Who are the farmworker women of Immokalee?

 
One of the most successful social-change initiatives of the past century.
— Harvard Business Review

Led by women and men who have survived and now fight against sexual violence and forced labor, the Coalition of Immokalee Workers (CIW) is an internationally-recognized human rights organization with over 20 years of experience combatting some of the worst abuses faced in U.S. agriculture.  The CIW Women's Group is one of the organization's most instrumental leadership bodies, a group of farmworker women who educate and mobilize for change within the farmworker communities of Florida as well as in cities from coast to coast with consumers.

In 2011, the CIW created the Fair Food Program to guarantee dignity and better wages through a new model of social responsibility. The Program, a unique partnership among farmers, farmworkers, and retail food companies, allows workers to be the frontline monitors of their own rights without fear of retaliation. Through the Fair Food Program, the CIW has brought dignity and respect to the more than 35,000 workers who are protected under the FFP each year.  The Fair Food Program currently covers 90% of the Florida tomato industry as well as tomato farms in Georgia, North Carolina, South Carolina, Virginia, Maryland and New Jersey. The Program has also expanded into Florida strawberries and bell peppers.

The Fair Food Program emerged from the CIW’s successful nationwide Campaign for Fair Food, which educates consumers on the issue of farm labor exploitation – its causes and solutions – and forges alliances between farmworkers and consumers that enlist the market power of major corporate buyers to help end that exploitation.  Since 2001, the campaign has combined creative, on-the-ground actions with cutting edge online organizing to win Fair Food Agreements with fourteen multi-billion dollar food retailers, including Walmart, McDonald’s, Subway, Sodexo and Whole Foods, establishing more humane farm labor standards and fairer wages for farmworkers.

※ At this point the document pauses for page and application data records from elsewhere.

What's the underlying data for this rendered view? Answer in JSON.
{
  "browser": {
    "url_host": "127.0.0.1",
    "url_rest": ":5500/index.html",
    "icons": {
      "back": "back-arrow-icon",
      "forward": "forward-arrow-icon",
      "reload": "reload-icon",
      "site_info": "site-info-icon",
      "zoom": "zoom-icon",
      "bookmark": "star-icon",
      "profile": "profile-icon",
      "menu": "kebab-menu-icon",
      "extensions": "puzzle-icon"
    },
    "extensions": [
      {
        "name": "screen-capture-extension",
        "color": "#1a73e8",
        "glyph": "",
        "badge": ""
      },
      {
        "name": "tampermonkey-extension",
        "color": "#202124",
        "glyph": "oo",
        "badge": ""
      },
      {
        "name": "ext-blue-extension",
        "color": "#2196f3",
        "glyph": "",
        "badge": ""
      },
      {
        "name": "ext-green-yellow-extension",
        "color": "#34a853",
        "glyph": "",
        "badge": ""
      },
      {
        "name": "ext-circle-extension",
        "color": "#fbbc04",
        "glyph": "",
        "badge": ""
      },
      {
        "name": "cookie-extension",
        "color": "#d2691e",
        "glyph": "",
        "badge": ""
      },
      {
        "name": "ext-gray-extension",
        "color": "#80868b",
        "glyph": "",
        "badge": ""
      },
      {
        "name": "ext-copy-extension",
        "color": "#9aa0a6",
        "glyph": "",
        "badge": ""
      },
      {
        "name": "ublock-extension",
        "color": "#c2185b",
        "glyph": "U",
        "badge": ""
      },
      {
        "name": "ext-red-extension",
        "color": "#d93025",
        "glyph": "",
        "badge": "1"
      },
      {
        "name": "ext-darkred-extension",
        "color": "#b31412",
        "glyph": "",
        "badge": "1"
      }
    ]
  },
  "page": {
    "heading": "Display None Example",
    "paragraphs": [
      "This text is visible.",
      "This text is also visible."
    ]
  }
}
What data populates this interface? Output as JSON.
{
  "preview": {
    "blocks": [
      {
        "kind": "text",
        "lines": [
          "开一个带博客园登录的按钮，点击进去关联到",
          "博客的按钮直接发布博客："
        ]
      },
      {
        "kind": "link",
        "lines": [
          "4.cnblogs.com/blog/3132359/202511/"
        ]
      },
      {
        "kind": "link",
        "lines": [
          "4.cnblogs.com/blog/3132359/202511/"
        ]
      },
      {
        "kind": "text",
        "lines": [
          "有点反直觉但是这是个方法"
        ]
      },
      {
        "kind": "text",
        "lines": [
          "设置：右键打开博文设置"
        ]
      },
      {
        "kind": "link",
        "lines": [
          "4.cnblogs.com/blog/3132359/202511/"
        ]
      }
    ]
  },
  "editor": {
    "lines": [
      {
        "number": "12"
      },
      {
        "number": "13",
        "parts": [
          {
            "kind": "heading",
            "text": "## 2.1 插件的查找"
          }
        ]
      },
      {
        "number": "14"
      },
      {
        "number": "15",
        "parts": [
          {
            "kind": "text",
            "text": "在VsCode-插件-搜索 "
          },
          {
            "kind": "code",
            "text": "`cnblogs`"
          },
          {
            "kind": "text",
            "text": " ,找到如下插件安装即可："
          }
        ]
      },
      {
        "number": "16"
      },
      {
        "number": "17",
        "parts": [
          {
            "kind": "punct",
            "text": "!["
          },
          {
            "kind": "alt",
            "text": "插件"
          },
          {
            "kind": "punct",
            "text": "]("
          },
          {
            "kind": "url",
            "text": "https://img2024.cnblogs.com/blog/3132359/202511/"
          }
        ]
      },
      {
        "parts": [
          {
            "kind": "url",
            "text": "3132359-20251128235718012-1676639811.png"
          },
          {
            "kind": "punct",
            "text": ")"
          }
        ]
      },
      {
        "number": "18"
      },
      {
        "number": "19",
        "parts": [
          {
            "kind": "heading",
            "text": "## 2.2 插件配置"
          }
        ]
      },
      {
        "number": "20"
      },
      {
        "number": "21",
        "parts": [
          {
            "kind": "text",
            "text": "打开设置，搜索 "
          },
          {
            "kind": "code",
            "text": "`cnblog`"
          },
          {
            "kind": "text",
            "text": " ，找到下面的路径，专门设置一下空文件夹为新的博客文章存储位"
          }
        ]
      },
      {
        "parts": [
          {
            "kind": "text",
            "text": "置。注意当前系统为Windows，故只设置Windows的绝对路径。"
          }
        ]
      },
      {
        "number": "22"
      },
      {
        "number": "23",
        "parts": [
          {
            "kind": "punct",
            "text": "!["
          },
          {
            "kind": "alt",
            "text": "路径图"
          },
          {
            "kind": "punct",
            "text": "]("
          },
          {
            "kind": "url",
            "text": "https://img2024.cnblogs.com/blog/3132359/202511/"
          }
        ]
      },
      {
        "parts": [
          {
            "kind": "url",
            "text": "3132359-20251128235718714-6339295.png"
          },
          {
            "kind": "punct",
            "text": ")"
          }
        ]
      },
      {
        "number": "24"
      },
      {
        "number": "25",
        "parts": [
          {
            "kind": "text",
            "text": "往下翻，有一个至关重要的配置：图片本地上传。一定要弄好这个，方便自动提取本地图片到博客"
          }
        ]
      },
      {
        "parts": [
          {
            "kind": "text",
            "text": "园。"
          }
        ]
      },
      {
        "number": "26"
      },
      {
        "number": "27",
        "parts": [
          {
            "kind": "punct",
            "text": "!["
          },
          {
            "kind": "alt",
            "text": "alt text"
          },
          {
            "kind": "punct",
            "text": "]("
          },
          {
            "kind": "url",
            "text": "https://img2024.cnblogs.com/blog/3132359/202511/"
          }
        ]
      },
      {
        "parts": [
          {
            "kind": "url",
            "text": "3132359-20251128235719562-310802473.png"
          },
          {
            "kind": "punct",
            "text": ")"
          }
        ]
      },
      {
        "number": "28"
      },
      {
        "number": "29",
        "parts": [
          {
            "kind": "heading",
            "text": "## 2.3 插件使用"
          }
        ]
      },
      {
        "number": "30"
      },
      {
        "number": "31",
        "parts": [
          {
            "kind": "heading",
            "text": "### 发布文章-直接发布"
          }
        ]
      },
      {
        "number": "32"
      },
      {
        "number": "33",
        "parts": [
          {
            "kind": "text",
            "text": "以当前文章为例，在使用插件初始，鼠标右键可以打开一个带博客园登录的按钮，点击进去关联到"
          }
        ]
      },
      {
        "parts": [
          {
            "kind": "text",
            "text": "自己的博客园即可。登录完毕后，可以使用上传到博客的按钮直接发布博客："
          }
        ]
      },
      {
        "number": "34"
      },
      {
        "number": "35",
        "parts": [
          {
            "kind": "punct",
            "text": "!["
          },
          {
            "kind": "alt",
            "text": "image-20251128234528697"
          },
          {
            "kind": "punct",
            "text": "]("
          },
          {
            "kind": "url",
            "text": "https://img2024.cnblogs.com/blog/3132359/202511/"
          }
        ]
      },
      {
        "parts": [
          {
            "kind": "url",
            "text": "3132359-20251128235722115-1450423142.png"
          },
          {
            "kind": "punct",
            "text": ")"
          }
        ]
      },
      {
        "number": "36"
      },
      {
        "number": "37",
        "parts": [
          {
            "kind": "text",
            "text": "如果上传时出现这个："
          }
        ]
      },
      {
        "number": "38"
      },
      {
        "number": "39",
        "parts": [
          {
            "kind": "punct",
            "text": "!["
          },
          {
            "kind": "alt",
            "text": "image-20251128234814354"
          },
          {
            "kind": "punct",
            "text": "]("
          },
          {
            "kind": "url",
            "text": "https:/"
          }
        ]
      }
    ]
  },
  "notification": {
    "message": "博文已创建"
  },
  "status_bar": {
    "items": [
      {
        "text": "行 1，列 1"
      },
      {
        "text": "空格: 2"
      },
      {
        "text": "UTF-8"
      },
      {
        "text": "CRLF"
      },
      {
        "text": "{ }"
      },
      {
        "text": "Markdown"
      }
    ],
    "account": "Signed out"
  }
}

Even with the remarkable change that has taken place in the fields, the CIW continues to work tirelessly to expand the Fair Food Program by bringing in additional retail buyers who seek to use their market power to protect the fundamental human rights of the farmworkers who harvest the nation's food.  Wendy's, for example, has not only refused to join the Fair Food Program (FFP), but has stopped buying tomatoes from Florida since the implementation of the FFP there. Rather than support an industry setting new standards for human rights, Wendy's took its tomato purchases to Mexico, where workers continue to confront wage theft, sexual harassment, child labor, and even slavery without access to protections.

Learn more about the movement for Fair Food.